But none of this means the daily deals market itself will see a decline in overall revenue. Instead, analysts see it expanding in this tough economic recovery.
“I think people have become accustomed to and maybe even conditioned to expect something more than simply retail,” said Kessler. “It is a very large, very exciting and ultimately perhaps very profitable category that could show growth across a number of dimensions for years and years to come. There are a lot of big and small companies alike that see the opportunity and want to seize upon it in some way.”
LivingSocial IPO in Doubt
There has been much speculation about whether or not LivingSocial, the No. 2 player in daily deals, will go public.
While that door appeared to be open a year ago as Wall Street was enamored by the next-generation of Internet companies, that love affair has faded in recent months.
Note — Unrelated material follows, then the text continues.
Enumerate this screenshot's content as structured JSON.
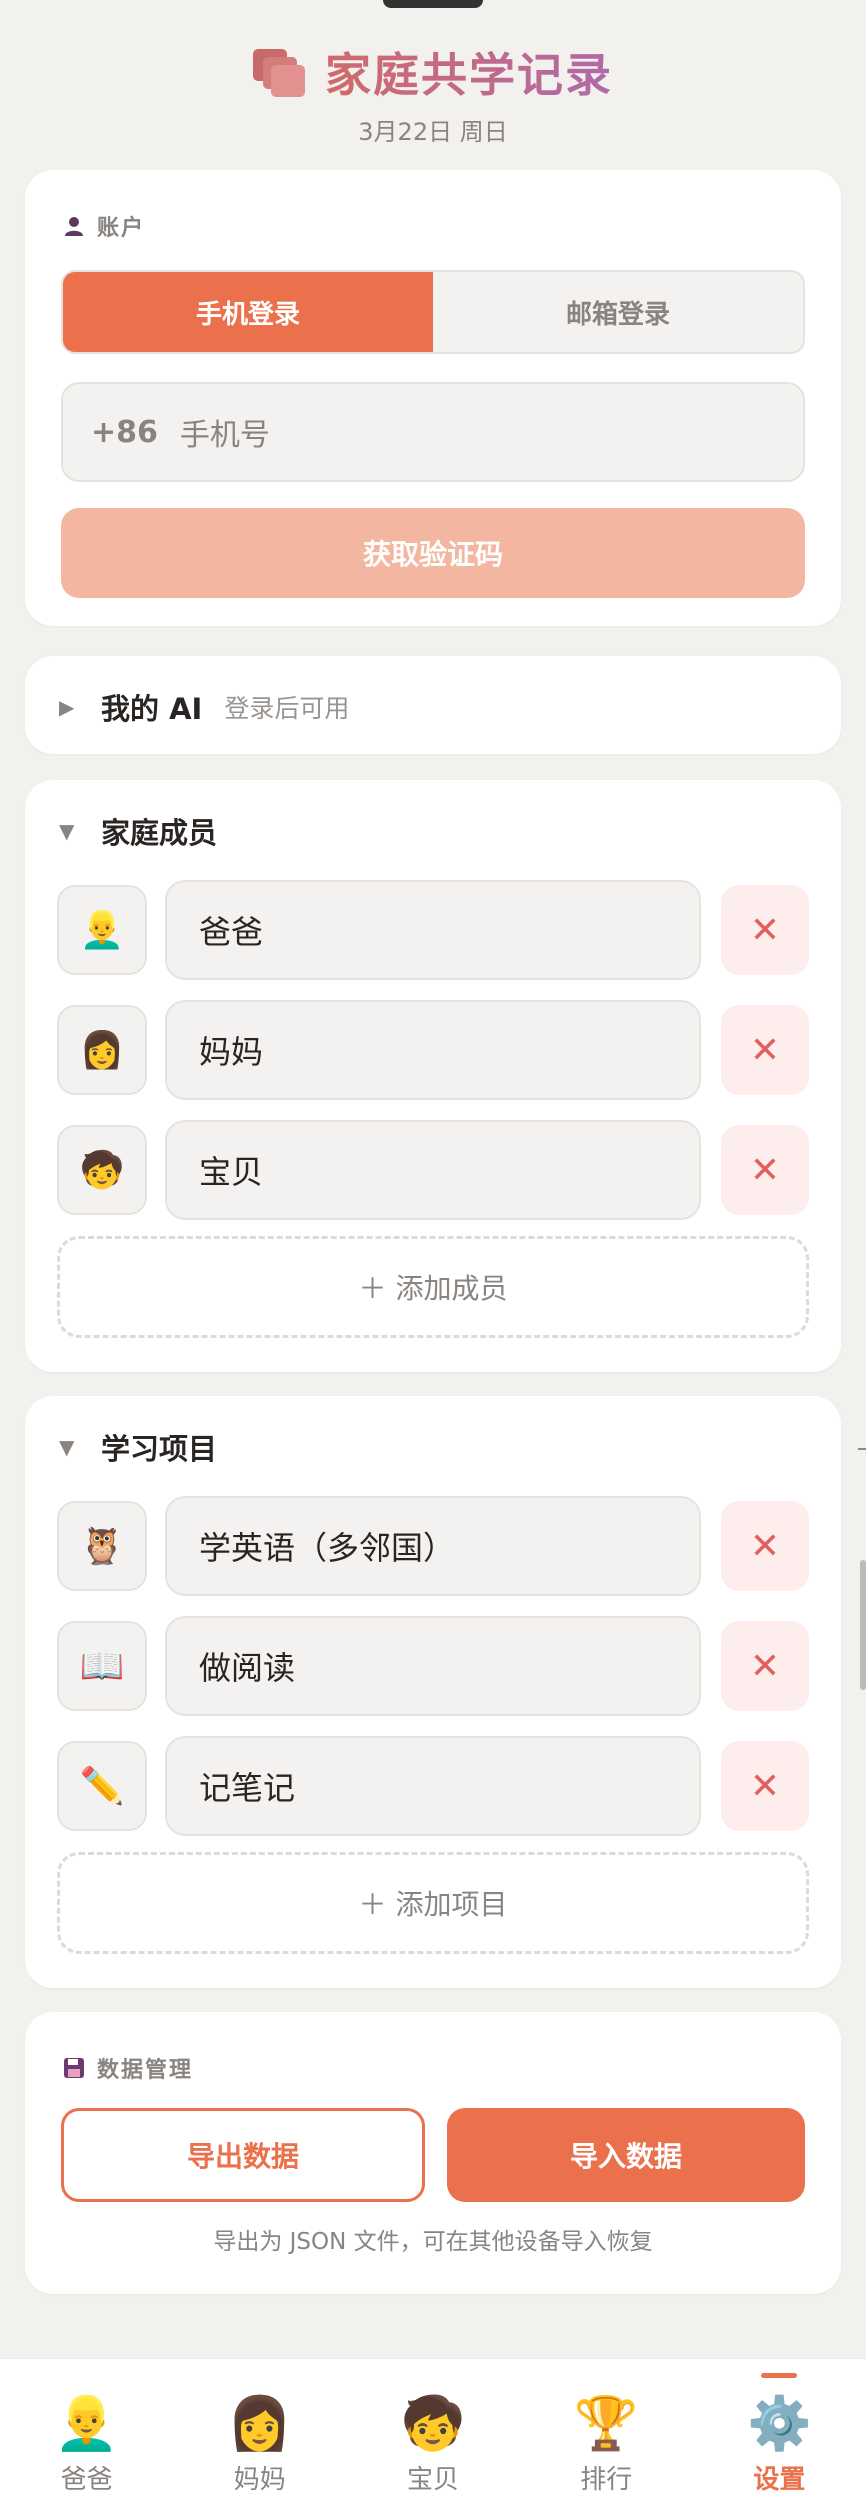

Nowhere has that sentiment shift been more clear than Groupon, which has suffered a number of pre- and post-IPO stumbles. Due to concerns about its business model and revenue metrics, the Chicago-based company’s IPO valuation of $12.7 billion was less than half as previously anticipated. Worse, its stock tumbled as low as $14.85 late last month -- significantly below its IPO price of $20 and marking an alarming development.
“You can’t go public when the No. 1 guy is trading below IPO price. You’re done,” said Tobias. “Their only choice is to sell the company.”
This atmosphere could lead LivingSocial, which operates in 21 countries, to open itself up to a sale. This week LivingSocial disclosed a $400 million fundraising that reportedly valued the company at $6 billion, compared with Groupon’s current $13.5 billion market valuation.
The Groupon experience “has made going public less attractive and being acquired relatively more attractive,” Rob Enderle, principal analyst at the Enderle Group, wrote in an e-mail.
Other companies that could look to acquire LivingSocial and its 40 million subscribers include Microsoft (MSFT), eBay (EBAY) and Google, which launched its own service, Google Offers, earlier this year. Enderle also pointed to Chinese Internet companies Alibaba and Baidu.com (BIDU) as well as whichever company acquires Yahoo! (YHOO).
Several big technology companies have tons of cash on hand -- Microsoft had $57.4 billion in cash and short-term investments at the end of September -- and believe buying back stock has fallen out of favor.
“Many companies are both relatively inexpensive and are limited by scale suggesting acquisitions can prove the greatest and most assured return on investment across the available choices,” said Enderle.